Look at you, what you’re doing – you hoard entire planets in readiness for the day when you can dismantle them and fabricate something in their place. What? What can possibly need building on such a scale?
— Hamilton, Peter F. (2011-10-07). Manhattan in Reverse (Kindle Locations 1319-1320). Macmillan Publishers UK. Kindle Edition.
I like a very grand scale. Peter Hamilton has been able to provide it in his other work I’ve read, ‘The Great North Road’. In this collection of short stories, he has done that again — but in a way where he introduces me to his other universes. And I liked them. There is a certain grandeur to anything spanning tens (and tens of thousands) of light years, and the author has certainly not held himself back in creating these possibilities.

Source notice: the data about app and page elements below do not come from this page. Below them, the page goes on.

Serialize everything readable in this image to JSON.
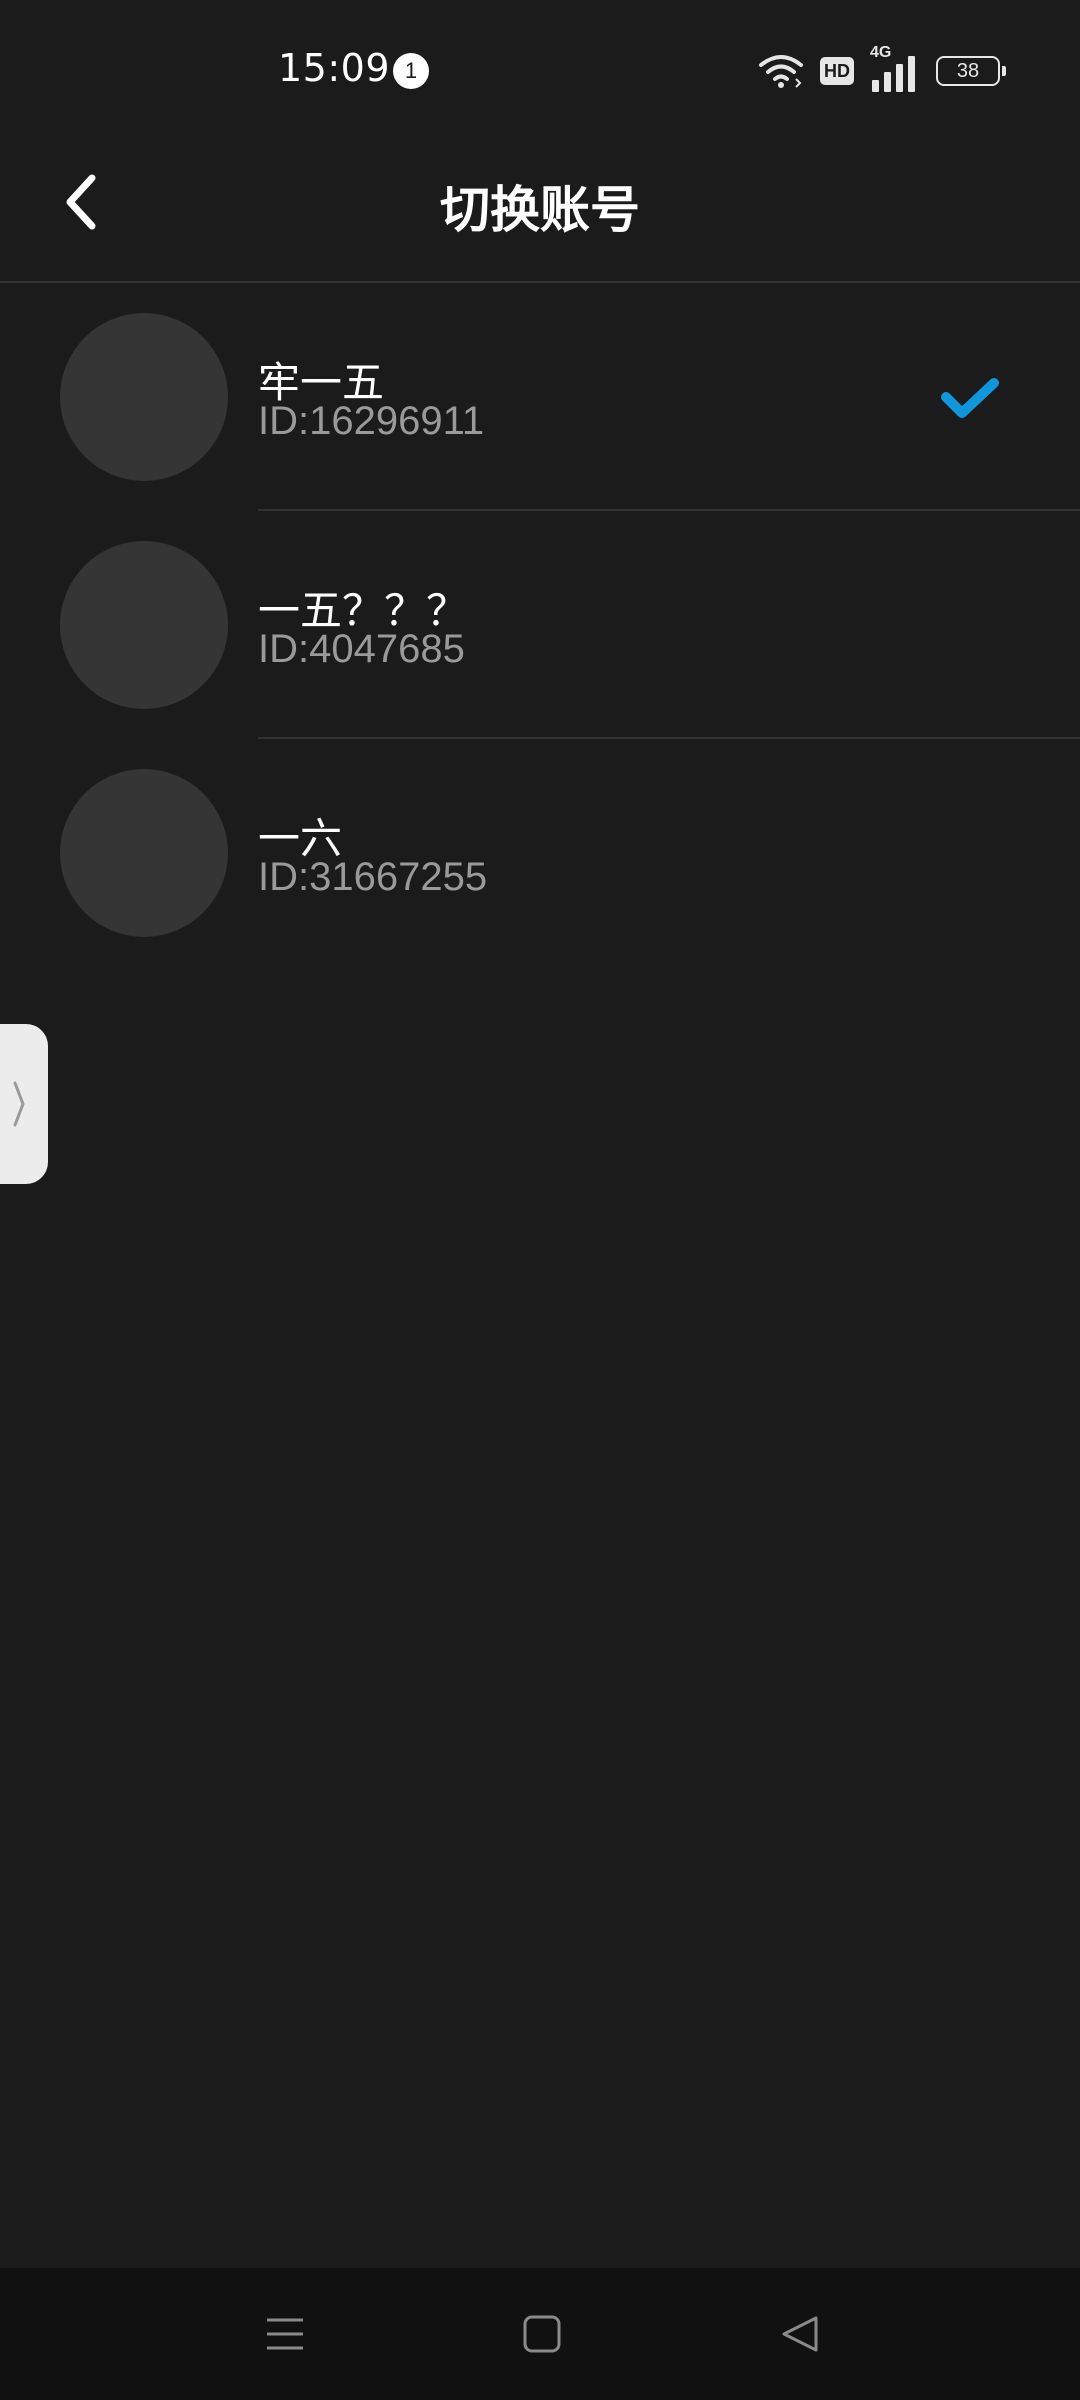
{
  "status_bar": {
    "time": "15:09",
    "notification_count": "1",
    "hd_label": "HD",
    "network_label": "4G",
    "battery_level": "38"
  },
  "header": {
    "title": "切换账号",
    "back_icon": "chevron-left-icon"
  },
  "accounts": [
    {
      "name": "牢一五",
      "id": "ID:16296911",
      "selected": true
    },
    {
      "name": "一五？？？",
      "id": "ID:4047685",
      "selected": false
    },
    {
      "name": "一六",
      "id": "ID:31667255",
      "selected": false
    }
  ],
  "colors": {
    "background": "#1b1b1b",
    "accent_check": "#1296db",
    "secondary_text": "#9a9a9a",
    "avatar_placeholder": "#353535",
    "nav_bar": "#111111"
  },
  "nav_bar": {
    "icons": [
      "menu-icon",
      "home-icon",
      "back-triangle-icon"
    ]
  }
}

Of the short stories in this collection, I was pleasantly surprised by nearly all of them. ‘Watching Trees Grow’ appealed to me mostly due to the lasting nature of what was a horrible crime – a murder committed in the early 19th century would take a few centuries to be solved. And yet, due to the near-infinite lifespans (well, infinite by the end of the short story at any least) the perpetrator could be brought to justice. And what perseverance to not give up in search of who the person could have been! I wonder if I had the same sort of tenacity if I had need of it. I hope I would.

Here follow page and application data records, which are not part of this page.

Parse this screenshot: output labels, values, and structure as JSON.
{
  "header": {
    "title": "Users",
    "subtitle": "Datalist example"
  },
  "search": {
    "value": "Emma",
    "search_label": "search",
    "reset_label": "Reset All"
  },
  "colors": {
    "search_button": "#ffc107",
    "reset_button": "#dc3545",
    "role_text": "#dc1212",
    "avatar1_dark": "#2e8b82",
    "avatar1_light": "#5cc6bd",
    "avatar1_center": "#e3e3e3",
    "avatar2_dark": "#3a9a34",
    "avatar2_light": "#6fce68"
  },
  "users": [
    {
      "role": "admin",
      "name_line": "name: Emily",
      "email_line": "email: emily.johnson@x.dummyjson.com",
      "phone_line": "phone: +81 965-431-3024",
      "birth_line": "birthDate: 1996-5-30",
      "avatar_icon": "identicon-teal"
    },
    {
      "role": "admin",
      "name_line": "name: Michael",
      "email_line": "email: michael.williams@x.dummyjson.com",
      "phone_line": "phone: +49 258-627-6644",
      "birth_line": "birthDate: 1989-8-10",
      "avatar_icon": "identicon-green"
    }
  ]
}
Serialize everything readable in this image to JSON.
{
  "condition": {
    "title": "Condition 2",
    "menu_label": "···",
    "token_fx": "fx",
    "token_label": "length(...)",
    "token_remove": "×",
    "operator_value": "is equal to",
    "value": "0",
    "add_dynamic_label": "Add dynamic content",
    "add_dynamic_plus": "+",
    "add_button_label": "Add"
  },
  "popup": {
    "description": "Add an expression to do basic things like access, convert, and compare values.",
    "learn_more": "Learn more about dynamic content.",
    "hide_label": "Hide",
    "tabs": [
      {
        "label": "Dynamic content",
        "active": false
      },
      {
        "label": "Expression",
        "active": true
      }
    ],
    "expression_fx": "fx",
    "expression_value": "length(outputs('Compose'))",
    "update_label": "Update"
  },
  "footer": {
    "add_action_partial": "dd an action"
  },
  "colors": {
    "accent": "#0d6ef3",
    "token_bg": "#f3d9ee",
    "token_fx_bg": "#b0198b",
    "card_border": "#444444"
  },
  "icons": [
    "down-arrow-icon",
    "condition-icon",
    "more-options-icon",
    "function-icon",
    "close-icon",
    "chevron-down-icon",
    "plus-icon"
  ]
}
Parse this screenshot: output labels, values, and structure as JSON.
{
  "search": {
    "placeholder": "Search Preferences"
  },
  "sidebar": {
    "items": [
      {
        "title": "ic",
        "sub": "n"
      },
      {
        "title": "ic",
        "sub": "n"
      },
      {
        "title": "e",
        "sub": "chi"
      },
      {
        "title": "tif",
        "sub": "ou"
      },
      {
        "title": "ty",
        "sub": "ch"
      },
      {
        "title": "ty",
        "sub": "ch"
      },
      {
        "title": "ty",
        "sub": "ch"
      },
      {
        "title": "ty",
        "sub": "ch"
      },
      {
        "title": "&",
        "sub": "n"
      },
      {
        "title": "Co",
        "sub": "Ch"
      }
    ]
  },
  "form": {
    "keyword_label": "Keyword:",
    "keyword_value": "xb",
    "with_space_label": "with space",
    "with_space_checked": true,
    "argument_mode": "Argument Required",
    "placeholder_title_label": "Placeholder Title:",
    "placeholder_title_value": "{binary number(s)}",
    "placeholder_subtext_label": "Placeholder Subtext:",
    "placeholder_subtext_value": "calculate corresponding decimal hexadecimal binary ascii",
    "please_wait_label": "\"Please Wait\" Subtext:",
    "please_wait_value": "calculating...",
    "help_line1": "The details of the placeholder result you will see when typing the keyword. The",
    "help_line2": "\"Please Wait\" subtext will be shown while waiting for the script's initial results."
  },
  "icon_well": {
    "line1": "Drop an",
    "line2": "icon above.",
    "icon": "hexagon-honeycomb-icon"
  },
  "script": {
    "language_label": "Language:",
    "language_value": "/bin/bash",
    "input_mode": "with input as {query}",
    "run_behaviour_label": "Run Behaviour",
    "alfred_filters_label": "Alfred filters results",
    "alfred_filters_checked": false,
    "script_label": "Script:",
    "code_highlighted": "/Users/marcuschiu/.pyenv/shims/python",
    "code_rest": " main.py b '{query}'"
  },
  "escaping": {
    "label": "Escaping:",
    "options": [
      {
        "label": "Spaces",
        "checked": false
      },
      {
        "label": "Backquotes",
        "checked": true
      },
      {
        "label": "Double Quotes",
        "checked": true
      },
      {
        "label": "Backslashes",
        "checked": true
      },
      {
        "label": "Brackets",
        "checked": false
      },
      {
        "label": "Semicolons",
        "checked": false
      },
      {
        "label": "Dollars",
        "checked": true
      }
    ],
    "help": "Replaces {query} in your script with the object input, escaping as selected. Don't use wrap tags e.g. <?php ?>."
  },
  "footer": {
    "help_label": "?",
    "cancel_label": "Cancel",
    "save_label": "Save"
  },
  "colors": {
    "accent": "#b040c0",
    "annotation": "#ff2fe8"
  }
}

‘Footvote’ was appealing due to its critique of a government — and the thought that if there was a greener pasture, people would go move if it was easy and accessible. And I think that any person reading it can think of the events at the very end of the story as a measure of what anyone has to give up for whatever purposes. I do not want to give the ending away, but in a sense I would like to do that — it could create a debate worth having in my opinion. Read it, and see what you think. 😉

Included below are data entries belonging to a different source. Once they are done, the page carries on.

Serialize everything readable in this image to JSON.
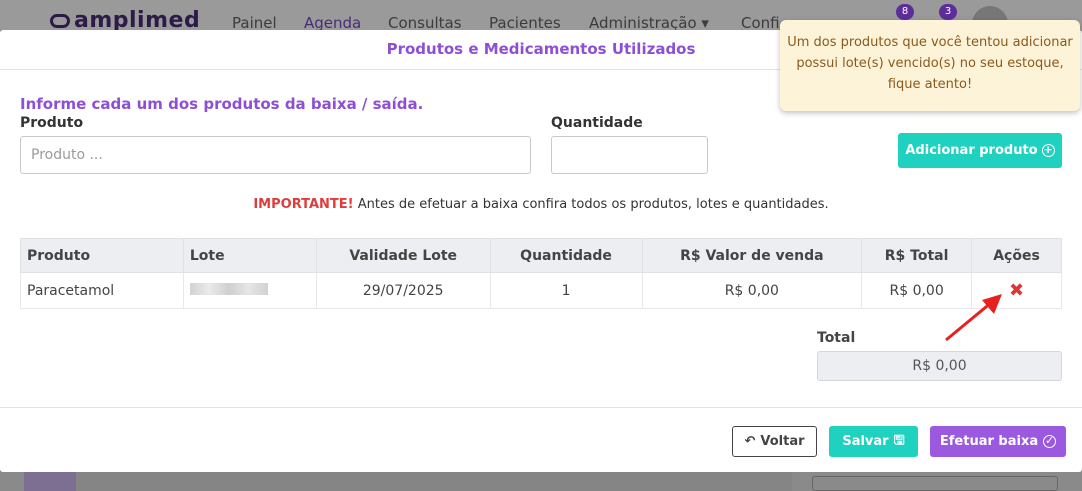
{
  "background": {
    "logo": "amplimed",
    "nav": [
      "Painel",
      "Agenda",
      "Consultas",
      "Pacientes",
      "Administração ▾",
      "Confi"
    ],
    "badges": [
      "8",
      "3"
    ]
  },
  "modal": {
    "title": "Produtos e Medicamentos Utilizados",
    "section_title": "Informe cada um dos produtos da baixa / saída.",
    "product_label": "Produto",
    "product_placeholder": "Produto ...",
    "qty_label": "Quantidade",
    "add_button": "Adicionar produto",
    "notice_strong": "IMPORTANTE!",
    "notice_text": " Antes de efetuar a baixa confira todos os produtos, lotes e quantidades.",
    "table": {
      "headers": [
        "Produto",
        "Lote",
        "Validade Lote",
        "Quantidade",
        "R$ Valor de venda",
        "R$ Total",
        "Ações"
      ],
      "rows": [
        {
          "produto": "Paracetamol",
          "lote": "",
          "validade": "29/07/2025",
          "quantidade": "1",
          "valor": "R$ 0,00",
          "total": "R$ 0,00"
        }
      ]
    },
    "total_label": "Total",
    "total_value": "R$ 0,00",
    "buttons": {
      "back": "Voltar",
      "save": "Salvar",
      "finish": "Efetuar baixa"
    }
  },
  "toast": {
    "message": "Um dos produtos que você tentou adicionar possui lote(s) vencido(s) no seu estoque, fique atento!"
  },
  "colors": {
    "accent_purple": "#8e4fd6",
    "teal": "#1fd1bf",
    "danger": "#d9393b",
    "toast_bg": "#fdf3d9"
  }
}
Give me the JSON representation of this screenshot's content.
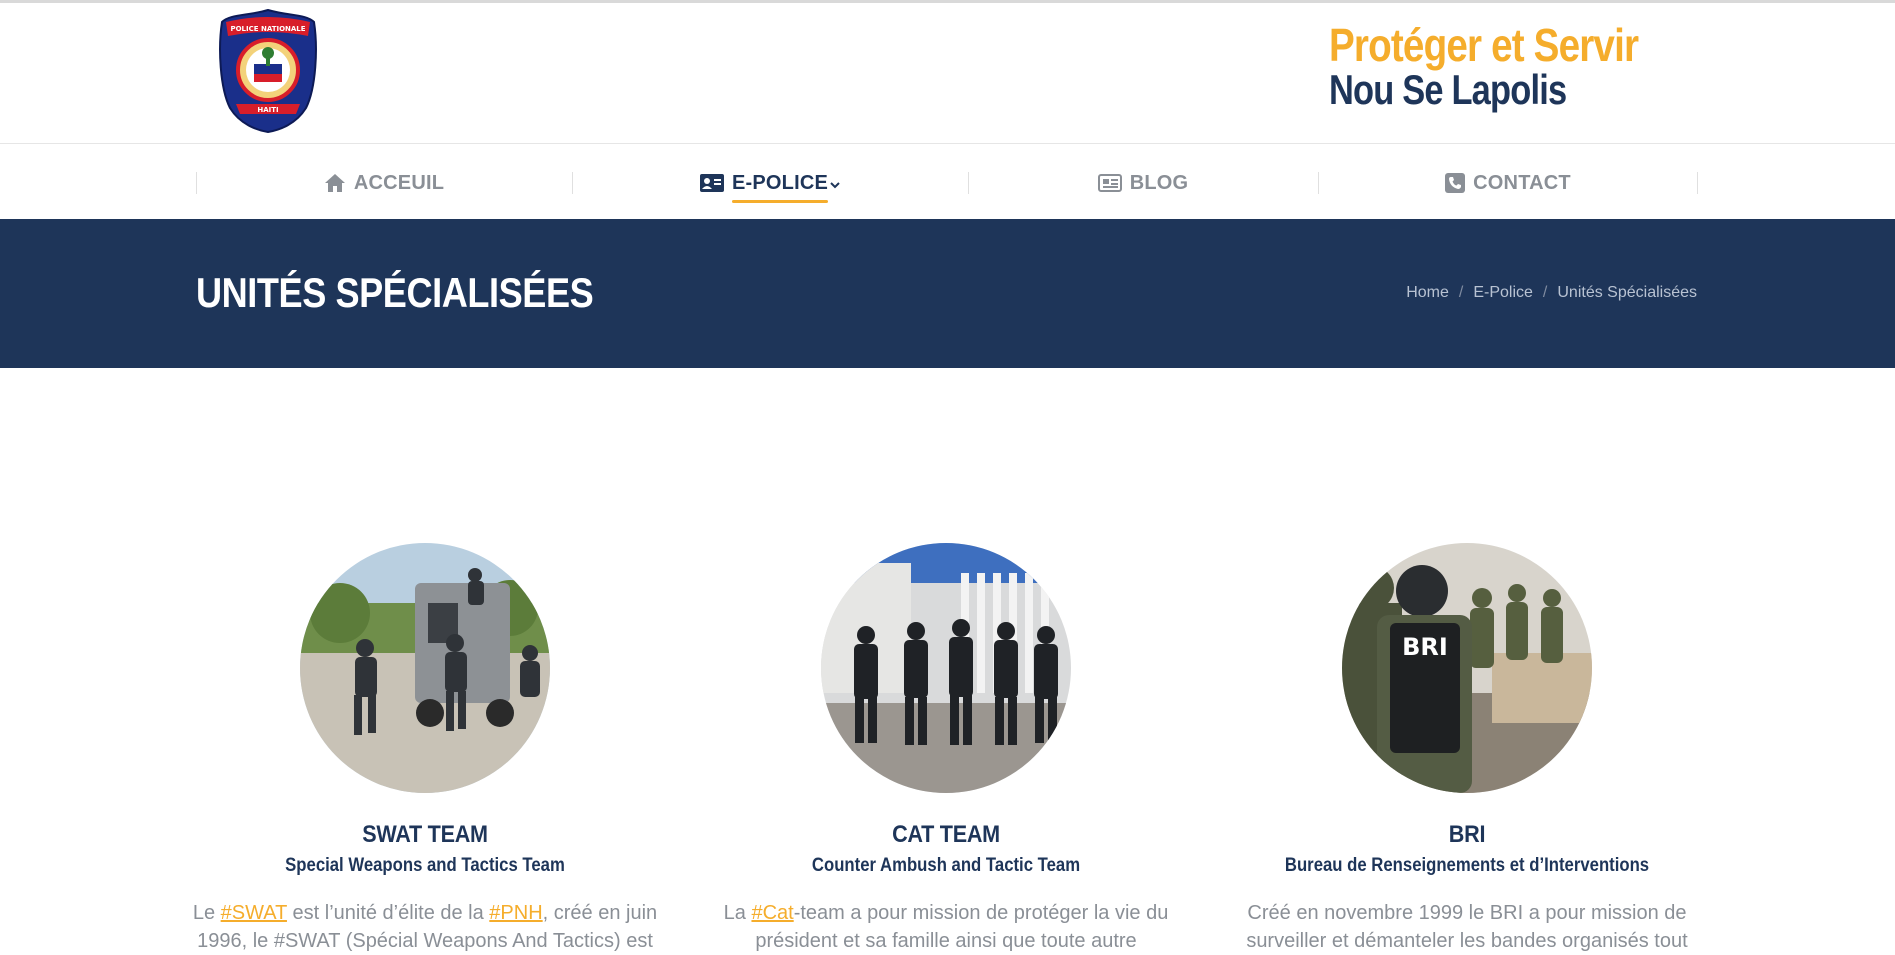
{
  "header": {
    "logo_alt": "Police Nationale d'Haïti",
    "logo_text_top": "POLICE NATIONALE",
    "logo_text_bottom": "HAITI",
    "tagline_line1": "Protéger et Servir",
    "tagline_line2": "Nou Se Lapolis",
    "colors": {
      "navy": "#1e3559",
      "gold": "#f5ad2c"
    }
  },
  "nav": {
    "items": [
      {
        "label": "ACCEUIL",
        "icon": "home-icon"
      },
      {
        "label": "E-POLICE",
        "icon": "id-card-icon",
        "active": true,
        "dropdown": true
      },
      {
        "label": "BLOG",
        "icon": "newspaper-icon"
      },
      {
        "label": "CONTACT",
        "icon": "phone-square-icon"
      }
    ]
  },
  "page": {
    "title": "UNITÉS SPÉCIALISÉES",
    "breadcrumb": [
      "Home",
      "E-Police",
      "Unités Spécialisées"
    ]
  },
  "units": [
    {
      "name": "SWAT TEAM",
      "subtitle": "Special Weapons and Tactics Team",
      "text_pre": "Le ",
      "tag1": "#SWAT",
      "text_mid": " est l’unité d’élite de la ",
      "tag2": "#PNH",
      "text_post": ", créé en juin 1996, le #SWAT (Spécial Weapons And Tactics) est"
    },
    {
      "name": "CAT TEAM",
      "subtitle": "Counter Ambush and Tactic Team",
      "text_pre": "La ",
      "tag1": "#Cat",
      "text_post": "-team a pour mission de protéger la vie du président et sa famille ainsi que toute autre"
    },
    {
      "name": "BRI",
      "subtitle": "Bureau de Renseignements et d’Interventions",
      "text_pre": "Créé en novembre 1999 le BRI a pour mission de surveiller et démanteler les bandes organisés tout"
    }
  ]
}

‘If At First’ and ‘The Forever Kitten’ are not that remarkable, but I have no real objections to them either. I do not recall them very well, although ‘If At First’ makes for an interesting morality question that would go along the lines of: is the ‘criminal’ here a criminal since he is improving the livelihoods of millions of people? Probably the answer is yes since he is doing that with the purpose of self-enrichment, but I know that not everyone would agree with me.
And ‘Blessed By An Angel’, ‘The Demon Trap’, and ‘Manhattan In Reverse’ are the ones which introduced me to Mr Hamilton’s Commonwealth. A galaxy-spanning entity of great power that has been able to secure peace in its lands and welfare for a number of the people (clearly not all of them), I would wish that we do not end up any worse (although I would not mind better!). Paula Myo is a detective whose other adventures I would like to read about (and I certainly will at some point), and I prefer the two stories which had her in it (the two latter ones).
Of their themes, ‘The Demon Trap’ might be the most interesting given it concerns the question of who is actually responsible for an action. It is difficult to describe, but a most interesting question once one actually sees what the problem is about. To make it succinct: if your consciousness was separated from your body at a time when your body committed a crime, are you guilty of the crime?
So, there we go. =)
Even now, fear is alien to her. This is the Commonwealth.
— Hamilton, Peter F. (2011-10-07). Manhattan in Reverse (Kindle Locations 2221-2222). Macmillan Publishers UK. Kindle Edition.